-------- Records for this task --------

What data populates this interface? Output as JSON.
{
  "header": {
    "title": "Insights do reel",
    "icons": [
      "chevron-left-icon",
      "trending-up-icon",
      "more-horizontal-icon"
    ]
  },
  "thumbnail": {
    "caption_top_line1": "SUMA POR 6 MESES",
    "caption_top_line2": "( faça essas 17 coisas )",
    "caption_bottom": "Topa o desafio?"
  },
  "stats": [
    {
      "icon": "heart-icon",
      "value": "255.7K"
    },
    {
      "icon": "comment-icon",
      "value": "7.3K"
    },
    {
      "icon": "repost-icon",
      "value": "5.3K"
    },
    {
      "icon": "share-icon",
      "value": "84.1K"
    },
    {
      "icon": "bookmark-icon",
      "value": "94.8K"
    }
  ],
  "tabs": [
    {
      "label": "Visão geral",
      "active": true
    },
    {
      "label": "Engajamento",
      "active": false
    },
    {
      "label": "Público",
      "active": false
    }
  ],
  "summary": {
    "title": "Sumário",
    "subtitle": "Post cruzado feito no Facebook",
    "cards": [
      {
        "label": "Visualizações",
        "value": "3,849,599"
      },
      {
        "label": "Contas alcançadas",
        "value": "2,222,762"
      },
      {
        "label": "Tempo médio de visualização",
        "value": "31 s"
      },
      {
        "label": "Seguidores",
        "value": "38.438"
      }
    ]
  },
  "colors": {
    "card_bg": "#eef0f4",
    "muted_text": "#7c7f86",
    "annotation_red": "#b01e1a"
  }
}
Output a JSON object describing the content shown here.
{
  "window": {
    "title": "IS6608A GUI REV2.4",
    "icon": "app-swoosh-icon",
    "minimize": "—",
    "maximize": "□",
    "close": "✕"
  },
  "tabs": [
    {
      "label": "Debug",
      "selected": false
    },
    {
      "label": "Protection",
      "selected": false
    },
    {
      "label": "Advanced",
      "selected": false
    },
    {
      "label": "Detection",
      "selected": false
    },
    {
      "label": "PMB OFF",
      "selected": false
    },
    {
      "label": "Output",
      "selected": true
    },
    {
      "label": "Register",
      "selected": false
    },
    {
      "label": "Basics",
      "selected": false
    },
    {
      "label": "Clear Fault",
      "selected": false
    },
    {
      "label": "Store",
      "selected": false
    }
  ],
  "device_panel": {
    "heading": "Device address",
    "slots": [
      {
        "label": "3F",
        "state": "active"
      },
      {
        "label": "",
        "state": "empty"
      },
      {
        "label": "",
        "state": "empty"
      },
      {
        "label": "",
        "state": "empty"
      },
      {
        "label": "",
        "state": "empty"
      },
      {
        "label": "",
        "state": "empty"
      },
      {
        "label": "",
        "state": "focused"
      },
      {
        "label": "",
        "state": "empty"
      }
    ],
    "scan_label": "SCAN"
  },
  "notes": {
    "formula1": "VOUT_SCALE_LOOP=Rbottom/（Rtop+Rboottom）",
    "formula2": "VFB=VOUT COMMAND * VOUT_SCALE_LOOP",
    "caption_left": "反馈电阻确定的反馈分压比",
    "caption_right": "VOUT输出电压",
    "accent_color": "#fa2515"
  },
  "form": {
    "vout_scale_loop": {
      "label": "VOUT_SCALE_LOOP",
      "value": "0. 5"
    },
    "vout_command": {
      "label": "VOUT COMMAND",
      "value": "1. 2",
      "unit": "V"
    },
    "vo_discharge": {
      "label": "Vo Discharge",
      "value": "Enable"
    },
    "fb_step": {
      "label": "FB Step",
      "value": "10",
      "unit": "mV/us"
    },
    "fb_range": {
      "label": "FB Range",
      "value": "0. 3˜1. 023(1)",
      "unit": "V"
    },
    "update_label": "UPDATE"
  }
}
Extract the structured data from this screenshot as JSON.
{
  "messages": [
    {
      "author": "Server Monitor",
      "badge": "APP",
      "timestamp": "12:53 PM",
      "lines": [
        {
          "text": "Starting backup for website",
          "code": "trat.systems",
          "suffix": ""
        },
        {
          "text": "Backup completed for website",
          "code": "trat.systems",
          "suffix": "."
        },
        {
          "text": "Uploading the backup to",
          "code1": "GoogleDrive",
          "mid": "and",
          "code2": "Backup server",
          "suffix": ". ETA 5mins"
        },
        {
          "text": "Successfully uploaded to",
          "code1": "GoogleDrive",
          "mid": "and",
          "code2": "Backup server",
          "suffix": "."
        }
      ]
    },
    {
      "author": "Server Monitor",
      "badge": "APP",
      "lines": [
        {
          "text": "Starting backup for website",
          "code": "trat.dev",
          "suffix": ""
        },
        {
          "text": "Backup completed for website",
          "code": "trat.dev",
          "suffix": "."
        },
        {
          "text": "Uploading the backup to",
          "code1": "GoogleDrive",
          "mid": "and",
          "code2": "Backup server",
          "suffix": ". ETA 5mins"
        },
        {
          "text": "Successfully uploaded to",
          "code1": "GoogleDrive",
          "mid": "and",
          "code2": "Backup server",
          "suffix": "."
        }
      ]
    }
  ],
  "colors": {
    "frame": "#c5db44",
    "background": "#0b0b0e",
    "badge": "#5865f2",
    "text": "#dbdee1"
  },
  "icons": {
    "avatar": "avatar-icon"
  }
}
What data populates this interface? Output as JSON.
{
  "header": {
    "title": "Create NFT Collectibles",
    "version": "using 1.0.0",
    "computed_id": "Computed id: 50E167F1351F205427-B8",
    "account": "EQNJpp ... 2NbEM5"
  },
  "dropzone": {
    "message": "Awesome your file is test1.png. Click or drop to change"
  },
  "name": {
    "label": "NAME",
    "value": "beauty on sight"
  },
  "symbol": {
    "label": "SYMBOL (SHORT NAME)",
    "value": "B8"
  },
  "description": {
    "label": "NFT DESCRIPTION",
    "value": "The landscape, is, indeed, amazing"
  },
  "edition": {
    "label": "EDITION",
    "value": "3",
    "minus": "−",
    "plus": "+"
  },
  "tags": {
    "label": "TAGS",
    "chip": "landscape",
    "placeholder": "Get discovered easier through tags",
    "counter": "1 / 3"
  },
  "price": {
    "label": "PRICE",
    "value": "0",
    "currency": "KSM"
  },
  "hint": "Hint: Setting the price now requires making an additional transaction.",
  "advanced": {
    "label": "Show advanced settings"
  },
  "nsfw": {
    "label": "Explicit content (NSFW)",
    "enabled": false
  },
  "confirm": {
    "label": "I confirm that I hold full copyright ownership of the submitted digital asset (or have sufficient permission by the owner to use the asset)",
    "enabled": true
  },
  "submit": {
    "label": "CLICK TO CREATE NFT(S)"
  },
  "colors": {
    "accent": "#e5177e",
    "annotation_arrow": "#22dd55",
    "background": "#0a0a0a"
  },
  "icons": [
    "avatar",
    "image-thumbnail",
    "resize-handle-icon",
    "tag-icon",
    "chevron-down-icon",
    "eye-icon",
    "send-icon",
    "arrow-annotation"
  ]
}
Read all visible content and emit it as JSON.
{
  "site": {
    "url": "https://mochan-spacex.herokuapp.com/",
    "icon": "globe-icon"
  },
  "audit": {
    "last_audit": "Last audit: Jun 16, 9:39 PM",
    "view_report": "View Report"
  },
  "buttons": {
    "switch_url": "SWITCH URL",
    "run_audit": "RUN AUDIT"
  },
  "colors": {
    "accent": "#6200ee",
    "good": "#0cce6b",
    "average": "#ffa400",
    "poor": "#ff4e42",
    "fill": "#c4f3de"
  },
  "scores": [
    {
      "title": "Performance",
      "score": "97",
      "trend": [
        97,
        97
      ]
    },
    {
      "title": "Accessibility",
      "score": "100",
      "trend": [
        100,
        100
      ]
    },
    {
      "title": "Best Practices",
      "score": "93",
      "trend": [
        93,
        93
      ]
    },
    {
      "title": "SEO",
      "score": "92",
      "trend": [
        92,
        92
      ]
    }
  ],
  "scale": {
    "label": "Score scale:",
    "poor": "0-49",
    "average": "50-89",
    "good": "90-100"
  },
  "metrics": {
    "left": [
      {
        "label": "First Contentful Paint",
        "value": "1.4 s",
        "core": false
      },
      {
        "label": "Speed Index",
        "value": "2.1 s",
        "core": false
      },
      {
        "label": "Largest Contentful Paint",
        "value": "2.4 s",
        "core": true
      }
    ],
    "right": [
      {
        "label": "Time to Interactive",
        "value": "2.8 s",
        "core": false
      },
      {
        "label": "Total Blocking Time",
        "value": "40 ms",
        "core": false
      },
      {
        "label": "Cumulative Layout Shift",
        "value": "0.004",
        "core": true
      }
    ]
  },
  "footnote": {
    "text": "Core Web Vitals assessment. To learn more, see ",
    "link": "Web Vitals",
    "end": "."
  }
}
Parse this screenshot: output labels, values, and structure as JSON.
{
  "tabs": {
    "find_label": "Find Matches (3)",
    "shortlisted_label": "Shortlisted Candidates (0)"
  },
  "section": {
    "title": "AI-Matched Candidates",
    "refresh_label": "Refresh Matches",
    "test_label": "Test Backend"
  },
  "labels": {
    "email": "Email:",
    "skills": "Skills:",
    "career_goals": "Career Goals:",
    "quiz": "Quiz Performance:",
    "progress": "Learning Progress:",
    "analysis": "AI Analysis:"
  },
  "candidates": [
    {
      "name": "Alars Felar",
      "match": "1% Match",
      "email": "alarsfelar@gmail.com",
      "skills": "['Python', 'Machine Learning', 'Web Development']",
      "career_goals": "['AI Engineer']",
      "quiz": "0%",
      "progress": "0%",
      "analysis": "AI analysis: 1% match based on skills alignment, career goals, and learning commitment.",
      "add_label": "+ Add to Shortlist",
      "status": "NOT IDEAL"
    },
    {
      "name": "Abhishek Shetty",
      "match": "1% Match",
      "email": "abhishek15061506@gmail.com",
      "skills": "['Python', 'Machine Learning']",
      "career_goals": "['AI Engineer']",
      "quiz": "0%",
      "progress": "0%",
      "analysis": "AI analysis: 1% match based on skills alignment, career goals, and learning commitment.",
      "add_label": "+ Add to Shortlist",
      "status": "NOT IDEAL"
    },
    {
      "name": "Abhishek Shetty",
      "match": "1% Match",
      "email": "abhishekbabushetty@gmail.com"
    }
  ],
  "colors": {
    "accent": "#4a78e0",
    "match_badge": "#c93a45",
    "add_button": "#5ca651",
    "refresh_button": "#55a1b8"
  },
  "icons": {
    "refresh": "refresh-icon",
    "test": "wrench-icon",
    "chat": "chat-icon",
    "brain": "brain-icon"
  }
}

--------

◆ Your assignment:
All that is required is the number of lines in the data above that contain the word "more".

◆ Answer to the problem:
2